- **Supplied data**:
--- START ---

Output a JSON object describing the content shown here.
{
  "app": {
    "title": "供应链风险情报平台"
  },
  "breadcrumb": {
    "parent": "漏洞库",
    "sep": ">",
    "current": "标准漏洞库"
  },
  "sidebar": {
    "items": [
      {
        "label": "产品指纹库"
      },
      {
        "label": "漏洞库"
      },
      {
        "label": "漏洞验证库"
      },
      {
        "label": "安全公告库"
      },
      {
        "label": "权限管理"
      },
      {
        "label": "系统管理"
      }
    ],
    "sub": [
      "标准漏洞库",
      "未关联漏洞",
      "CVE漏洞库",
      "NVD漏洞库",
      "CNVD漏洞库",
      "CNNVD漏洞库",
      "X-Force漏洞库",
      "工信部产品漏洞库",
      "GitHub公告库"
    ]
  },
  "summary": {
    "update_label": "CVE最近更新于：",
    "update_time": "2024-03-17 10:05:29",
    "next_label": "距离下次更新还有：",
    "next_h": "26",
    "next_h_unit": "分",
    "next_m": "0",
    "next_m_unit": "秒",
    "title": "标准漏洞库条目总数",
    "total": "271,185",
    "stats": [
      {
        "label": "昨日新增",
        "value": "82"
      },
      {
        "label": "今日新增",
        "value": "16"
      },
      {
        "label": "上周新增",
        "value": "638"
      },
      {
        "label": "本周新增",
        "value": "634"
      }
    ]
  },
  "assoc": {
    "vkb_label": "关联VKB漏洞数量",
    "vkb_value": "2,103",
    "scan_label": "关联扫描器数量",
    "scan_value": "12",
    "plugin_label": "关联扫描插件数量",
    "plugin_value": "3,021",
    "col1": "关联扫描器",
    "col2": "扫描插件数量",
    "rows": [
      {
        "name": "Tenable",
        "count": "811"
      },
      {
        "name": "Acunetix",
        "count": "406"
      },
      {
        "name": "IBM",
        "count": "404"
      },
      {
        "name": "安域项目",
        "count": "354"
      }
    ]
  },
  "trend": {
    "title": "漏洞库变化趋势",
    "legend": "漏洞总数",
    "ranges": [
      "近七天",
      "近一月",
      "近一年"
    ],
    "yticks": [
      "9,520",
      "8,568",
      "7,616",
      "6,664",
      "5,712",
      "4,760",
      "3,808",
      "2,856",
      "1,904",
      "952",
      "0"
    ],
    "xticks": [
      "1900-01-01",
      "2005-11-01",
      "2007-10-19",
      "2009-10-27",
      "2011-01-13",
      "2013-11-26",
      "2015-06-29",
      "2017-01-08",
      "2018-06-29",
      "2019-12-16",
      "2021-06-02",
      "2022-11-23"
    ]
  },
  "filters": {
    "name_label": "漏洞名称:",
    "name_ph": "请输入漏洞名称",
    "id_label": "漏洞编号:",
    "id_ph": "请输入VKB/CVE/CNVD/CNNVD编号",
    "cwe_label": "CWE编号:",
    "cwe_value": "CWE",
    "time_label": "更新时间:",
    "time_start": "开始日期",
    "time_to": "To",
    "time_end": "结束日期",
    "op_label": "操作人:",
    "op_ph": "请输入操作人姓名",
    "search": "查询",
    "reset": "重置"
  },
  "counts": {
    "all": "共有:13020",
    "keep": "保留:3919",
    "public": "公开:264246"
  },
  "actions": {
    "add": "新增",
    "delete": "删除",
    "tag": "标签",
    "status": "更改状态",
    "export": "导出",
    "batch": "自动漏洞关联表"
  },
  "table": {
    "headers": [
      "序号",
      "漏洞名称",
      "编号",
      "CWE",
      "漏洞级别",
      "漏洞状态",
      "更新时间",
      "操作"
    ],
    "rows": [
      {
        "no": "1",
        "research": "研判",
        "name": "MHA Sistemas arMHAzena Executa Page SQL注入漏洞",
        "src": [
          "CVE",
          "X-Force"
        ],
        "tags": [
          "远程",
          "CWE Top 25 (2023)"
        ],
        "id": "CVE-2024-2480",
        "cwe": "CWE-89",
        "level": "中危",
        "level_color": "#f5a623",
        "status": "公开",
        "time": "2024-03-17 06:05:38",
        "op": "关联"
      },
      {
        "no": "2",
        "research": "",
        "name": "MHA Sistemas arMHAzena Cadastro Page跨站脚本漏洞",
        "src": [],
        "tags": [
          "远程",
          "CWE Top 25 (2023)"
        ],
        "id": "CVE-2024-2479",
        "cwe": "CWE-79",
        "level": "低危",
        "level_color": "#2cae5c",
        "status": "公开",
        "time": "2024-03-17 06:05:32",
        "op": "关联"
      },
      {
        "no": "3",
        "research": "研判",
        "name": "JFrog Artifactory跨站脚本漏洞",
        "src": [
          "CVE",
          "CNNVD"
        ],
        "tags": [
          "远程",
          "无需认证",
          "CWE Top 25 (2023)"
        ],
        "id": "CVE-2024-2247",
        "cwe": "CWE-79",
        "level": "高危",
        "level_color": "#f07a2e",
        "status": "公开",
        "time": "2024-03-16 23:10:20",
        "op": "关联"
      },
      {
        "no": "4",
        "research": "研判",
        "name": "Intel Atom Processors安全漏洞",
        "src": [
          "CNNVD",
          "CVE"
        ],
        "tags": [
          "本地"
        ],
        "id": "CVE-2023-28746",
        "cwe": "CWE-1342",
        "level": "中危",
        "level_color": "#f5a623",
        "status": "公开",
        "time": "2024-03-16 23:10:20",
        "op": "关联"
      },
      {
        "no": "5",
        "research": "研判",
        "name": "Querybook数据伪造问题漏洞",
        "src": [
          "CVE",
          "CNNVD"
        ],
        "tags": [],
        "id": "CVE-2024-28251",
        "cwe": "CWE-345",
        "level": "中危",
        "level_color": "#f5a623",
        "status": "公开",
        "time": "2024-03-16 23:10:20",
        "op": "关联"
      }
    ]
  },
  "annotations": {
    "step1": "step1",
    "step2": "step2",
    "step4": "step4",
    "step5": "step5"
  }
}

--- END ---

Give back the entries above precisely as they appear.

Output a JSON object describing the content shown here.
{
  "app": {
    "title": "供应链风险情报平台"
  },
  "breadcrumb": {
    "parent": "漏洞库",
    "sep": ">",
    "current": "标准漏洞库"
  },
  "sidebar": {
    "items": [
      {
        "label": "产品指纹库"
      },
      {
        "label": "漏洞库"
      },
      {
        "label": "漏洞验证库"
      },
      {
        "label": "安全公告库"
      },
      {
        "label": "权限管理"
      },
      {
        "label": "系统管理"
      }
    ],
    "sub": [
      "标准漏洞库",
      "未关联漏洞",
      "CVE漏洞库",
      "NVD漏洞库",
      "CNVD漏洞库",
      "CNNVD漏洞库",
      "X-Force漏洞库",
      "工信部产品漏洞库",
      "GitHub公告库"
    ]
  },
  "summary": {
    "update_label": "CVE最近更新于：",
    "update_time": "2024-03-17 10:05:29",
    "next_label": "距离下次更新还有：",
    "next_h": "26",
    "next_h_unit": "分",
    "next_m": "0",
    "next_m_unit": "秒",
    "title": "标准漏洞库条目总数",
    "total": "271,185",
    "stats": [
      {
        "label": "昨日新增",
        "value": "82"
      },
      {
        "label": "今日新增",
        "value": "16"
      },
      {
        "label": "上周新增",
        "value": "638"
      },
      {
        "label": "本周新增",
        "value": "634"
      }
    ]
  },
  "assoc": {
    "vkb_label": "关联VKB漏洞数量",
    "vkb_value": "2,103",
    "scan_label": "关联扫描器数量",
    "scan_value": "12",
    "plugin_label": "关联扫描插件数量",
    "plugin_value": "3,021",
    "col1": "关联扫描器",
    "col2": "扫描插件数量",
    "rows": [
      {
        "name": "Tenable",
        "count": "811"
      },
      {
        "name": "Acunetix",
        "count": "406"
      },
      {
        "name": "IBM",
        "count": "404"
      },
      {
        "name": "安域项目",
        "count": "354"
      }
    ]
  },
  "trend": {
    "title": "漏洞库变化趋势",
    "legend": "漏洞总数",
    "ranges": [
      "近七天",
      "近一月",
      "近一年"
    ],
    "yticks": [
      "9,520",
      "8,568",
      "7,616",
      "6,664",
      "5,712",
      "4,760",
      "3,808",
      "2,856",
      "1,904",
      "952",
      "0"
    ],
    "xticks": [
      "1900-01-01",
      "2005-11-01",
      "2007-10-19",
      "2009-10-27",
      "2011-01-13",
      "2013-11-26",
      "2015-06-29",
      "2017-01-08",
      "2018-06-29",
      "2019-12-16",
      "2021-06-02",
      "2022-11-23"
    ]
  },
  "filters": {
    "name_label": "漏洞名称:",
    "name_ph": "请输入漏洞名称",
    "id_label": "漏洞编号:",
    "id_ph": "请输入VKB/CVE/CNVD/CNNVD编号",
    "cwe_label": "CWE编号:",
    "cwe_value": "CWE",
    "time_label": "更新时间:",
    "time_start": "开始日期",
    "time_to": "To",
    "time_end": "结束日期",
    "op_label": "操作人:",
    "op_ph": "请输入操作人姓名",
    "search": "查询",
    "reset": "重置"
  },
  "counts": {
    "all": "共有:13020",
    "keep": "保留:3919",
    "public": "公开:264246"
  },
  "actions": {
    "add": "新增",
    "delete": "删除",
    "tag": "标签",
    "status": "更改状态",
    "export": "导出",
    "batch": "自动漏洞关联表"
  },
  "table": {
    "headers": [
      "序号",
      "漏洞名称",
      "编号",
      "CWE",
      "漏洞级别",
      "漏洞状态",
      "更新时间",
      "操作"
    ],
    "rows": [
      {
        "no": "1",
        "research": "研判",
        "name": "MHA Sistemas arMHAzena Executa Page SQL注入漏洞",
        "src": [
          "CVE",
          "X-Force"
        ],
        "tags": [
          "远程",
          "CWE Top 25 (2023)"
        ],
        "id": "CVE-2024-2480",
        "cwe": "CWE-89",
        "level": "中危",
        "level_color": "#f5a623",
        "status": "公开",
        "time": "2024-03-17 06:05:38",
        "op": "关联"
      },
      {
        "no": "2",
        "research": "",
        "name": "MHA Sistemas arMHAzena Cadastro Page跨站脚本漏洞",
        "src": [],
        "tags": [
          "远程",
          "CWE Top 25 (2023)"
        ],
        "id": "CVE-2024-2479",
        "cwe": "CWE-79",
        "level": "低危",
        "level_color": "#2cae5c",
        "status": "公开",
        "time": "2024-03-17 06:05:32",
        "op": "关联"
      },
      {
        "no": "3",
        "research": "研判",
        "name": "JFrog Artifactory跨站脚本漏洞",
        "src": [
          "CVE",
          "CNNVD"
        ],
        "tags": [
          "远程",
          "无需认证",
          "CWE Top 25 (2023)"
        ],
        "id": "CVE-2024-2247",
        "cwe": "CWE-79",
        "level": "高危",
        "level_color": "#f07a2e",
        "status": "公开",
        "time": "2024-03-16 23:10:20",
        "op": "关联"
      },
      {
        "no": "4",
        "research": "研判",
        "name": "Intel Atom Processors安全漏洞",
        "src": [
          "CNNVD",
          "CVE"
        ],
        "tags": [
          "本地"
        ],
        "id": "CVE-2023-28746",
        "cwe": "CWE-1342",
        "level": "中危",
        "level_color": "#f5a623",
        "status": "公开",
        "time": "2024-03-16 23:10:20",
        "op": "关联"
      },
      {
        "no": "5",
        "research": "研判",
        "name": "Querybook数据伪造问题漏洞",
        "src": [
          "CVE",
          "CNNVD"
        ],
        "tags": [],
        "id": "CVE-2024-28251",
        "cwe": "CWE-345",
        "level": "中危",
        "level_color": "#f5a623",
        "status": "公开",
        "time": "2024-03-16 23:10:20",
        "op": "关联"
      }
    ]
  },
  "annotations": {
    "step1": "step1",
    "step2": "step2",
    "step4": "step4",
    "step5": "step5"
  }
}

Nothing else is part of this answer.